_THE TASK_: Filter the lines below, copying only those with the string "commands".

_RAW DATA_:
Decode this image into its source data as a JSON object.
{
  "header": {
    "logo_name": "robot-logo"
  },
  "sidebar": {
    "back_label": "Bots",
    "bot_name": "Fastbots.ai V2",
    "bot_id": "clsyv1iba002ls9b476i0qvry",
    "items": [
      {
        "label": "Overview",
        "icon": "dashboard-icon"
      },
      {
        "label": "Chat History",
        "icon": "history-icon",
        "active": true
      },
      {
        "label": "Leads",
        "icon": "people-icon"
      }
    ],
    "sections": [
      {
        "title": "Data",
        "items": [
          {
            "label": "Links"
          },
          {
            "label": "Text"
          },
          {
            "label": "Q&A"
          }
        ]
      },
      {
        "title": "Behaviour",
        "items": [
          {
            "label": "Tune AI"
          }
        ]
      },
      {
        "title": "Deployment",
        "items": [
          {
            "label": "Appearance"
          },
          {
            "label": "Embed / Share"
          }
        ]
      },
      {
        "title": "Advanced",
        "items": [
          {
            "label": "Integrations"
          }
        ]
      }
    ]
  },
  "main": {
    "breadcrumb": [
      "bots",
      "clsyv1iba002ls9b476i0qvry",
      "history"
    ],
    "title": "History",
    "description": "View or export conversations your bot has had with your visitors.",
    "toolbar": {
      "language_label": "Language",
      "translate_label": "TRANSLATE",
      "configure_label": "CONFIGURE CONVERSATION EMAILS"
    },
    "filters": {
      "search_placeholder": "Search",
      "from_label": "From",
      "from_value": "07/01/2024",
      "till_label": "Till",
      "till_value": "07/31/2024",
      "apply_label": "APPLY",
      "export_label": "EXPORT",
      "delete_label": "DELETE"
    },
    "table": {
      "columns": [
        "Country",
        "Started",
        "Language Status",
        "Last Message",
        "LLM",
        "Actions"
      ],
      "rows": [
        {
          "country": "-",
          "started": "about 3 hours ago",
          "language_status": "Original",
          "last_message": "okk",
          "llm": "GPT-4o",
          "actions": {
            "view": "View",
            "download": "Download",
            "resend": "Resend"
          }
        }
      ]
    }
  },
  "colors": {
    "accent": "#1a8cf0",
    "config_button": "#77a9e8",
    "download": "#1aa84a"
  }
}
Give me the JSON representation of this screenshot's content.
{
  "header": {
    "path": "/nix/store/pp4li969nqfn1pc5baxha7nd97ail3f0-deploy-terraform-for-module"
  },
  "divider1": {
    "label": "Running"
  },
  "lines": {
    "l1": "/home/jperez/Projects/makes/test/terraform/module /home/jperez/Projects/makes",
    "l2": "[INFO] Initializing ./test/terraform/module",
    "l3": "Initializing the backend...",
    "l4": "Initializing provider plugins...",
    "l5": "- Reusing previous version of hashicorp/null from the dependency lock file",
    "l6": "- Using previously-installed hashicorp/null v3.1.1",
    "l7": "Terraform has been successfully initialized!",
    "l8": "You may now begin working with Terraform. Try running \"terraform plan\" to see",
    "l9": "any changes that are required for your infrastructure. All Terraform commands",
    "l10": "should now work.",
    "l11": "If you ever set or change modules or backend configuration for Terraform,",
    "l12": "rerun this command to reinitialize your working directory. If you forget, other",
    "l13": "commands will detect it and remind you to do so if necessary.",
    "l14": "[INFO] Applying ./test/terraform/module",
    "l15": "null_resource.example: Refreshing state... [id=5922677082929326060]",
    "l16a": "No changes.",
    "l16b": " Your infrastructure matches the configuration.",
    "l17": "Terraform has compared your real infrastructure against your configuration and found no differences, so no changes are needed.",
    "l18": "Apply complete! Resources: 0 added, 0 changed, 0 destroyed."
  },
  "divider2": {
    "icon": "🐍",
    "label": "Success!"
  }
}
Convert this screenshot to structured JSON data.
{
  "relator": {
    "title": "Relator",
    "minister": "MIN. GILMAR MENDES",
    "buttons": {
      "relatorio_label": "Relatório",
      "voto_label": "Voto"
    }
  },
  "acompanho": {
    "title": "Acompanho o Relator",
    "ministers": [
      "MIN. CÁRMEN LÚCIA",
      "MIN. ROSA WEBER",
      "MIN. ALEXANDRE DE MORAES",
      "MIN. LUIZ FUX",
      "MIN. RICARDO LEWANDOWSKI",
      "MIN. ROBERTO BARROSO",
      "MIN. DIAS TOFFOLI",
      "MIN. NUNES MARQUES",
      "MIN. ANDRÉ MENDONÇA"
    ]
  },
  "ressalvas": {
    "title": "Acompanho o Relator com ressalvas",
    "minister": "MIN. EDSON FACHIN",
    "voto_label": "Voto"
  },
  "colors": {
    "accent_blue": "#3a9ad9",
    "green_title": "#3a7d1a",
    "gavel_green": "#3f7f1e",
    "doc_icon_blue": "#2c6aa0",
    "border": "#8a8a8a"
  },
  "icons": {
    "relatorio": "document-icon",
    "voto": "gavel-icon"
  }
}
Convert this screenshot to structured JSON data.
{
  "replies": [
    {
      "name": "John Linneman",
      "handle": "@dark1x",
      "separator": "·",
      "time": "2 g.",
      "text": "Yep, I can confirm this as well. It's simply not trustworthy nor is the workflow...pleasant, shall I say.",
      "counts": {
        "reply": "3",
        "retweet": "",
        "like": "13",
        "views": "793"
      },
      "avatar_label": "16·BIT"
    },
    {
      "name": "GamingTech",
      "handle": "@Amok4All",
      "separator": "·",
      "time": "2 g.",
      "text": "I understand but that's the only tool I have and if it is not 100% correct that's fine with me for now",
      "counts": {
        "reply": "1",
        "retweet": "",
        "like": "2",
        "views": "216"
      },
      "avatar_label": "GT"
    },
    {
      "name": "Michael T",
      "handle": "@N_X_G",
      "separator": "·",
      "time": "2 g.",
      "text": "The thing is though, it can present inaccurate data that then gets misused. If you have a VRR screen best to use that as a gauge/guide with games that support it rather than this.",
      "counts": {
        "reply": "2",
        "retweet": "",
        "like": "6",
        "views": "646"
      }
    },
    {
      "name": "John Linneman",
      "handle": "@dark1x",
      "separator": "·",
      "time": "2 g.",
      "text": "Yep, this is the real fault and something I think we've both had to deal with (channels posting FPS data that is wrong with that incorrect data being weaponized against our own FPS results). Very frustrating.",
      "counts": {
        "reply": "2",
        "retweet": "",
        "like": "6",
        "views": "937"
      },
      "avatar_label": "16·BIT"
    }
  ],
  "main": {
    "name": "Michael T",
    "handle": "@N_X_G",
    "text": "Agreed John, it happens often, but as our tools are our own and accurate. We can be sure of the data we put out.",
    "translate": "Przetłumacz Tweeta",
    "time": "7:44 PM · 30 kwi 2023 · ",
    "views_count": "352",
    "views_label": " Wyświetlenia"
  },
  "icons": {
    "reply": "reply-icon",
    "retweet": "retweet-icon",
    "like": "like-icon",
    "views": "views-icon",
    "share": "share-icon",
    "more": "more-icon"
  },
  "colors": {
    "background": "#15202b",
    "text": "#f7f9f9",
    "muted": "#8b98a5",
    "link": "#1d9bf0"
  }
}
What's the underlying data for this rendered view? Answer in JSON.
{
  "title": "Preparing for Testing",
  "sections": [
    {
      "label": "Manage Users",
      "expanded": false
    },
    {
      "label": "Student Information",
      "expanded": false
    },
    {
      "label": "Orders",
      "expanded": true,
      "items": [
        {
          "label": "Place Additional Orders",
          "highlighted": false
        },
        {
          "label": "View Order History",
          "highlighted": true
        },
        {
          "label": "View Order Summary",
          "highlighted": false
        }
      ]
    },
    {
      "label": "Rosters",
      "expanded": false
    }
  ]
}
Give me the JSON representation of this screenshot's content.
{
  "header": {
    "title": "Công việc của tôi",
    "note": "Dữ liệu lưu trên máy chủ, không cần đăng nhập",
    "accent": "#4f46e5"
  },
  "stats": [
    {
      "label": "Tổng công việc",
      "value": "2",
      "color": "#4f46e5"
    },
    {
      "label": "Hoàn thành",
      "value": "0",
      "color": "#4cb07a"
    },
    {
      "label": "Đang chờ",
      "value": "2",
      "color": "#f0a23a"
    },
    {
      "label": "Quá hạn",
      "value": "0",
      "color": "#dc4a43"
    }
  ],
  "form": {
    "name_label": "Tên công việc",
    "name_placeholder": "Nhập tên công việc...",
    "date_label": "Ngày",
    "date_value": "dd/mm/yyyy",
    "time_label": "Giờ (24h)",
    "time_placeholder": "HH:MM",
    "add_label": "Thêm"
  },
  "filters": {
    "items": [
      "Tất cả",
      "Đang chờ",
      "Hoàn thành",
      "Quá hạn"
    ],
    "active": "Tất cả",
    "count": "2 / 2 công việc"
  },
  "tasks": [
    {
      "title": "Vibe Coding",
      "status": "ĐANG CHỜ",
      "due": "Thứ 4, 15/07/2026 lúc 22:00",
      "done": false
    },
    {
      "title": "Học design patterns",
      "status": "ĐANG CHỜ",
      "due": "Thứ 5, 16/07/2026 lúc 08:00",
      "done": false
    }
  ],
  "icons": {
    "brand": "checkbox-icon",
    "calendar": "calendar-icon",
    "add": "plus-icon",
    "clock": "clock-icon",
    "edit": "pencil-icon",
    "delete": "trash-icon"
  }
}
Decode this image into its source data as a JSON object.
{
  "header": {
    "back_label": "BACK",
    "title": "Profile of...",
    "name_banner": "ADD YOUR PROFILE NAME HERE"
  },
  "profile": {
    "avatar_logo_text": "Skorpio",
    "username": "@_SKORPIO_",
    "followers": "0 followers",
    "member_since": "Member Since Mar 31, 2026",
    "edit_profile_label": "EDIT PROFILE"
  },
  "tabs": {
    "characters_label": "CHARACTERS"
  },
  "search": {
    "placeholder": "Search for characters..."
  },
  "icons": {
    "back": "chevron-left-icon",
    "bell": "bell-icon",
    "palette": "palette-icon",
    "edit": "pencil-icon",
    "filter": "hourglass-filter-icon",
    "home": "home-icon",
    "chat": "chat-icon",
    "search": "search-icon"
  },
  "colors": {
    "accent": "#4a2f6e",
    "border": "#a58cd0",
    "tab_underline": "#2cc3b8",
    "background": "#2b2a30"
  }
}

_ANSWER TO THIS EXERCISE_:
    "l9": "any changes that are required for your infrastructure. All Terraform commands",
    "l13": "commands will detect it and remind you to do so if necessary.",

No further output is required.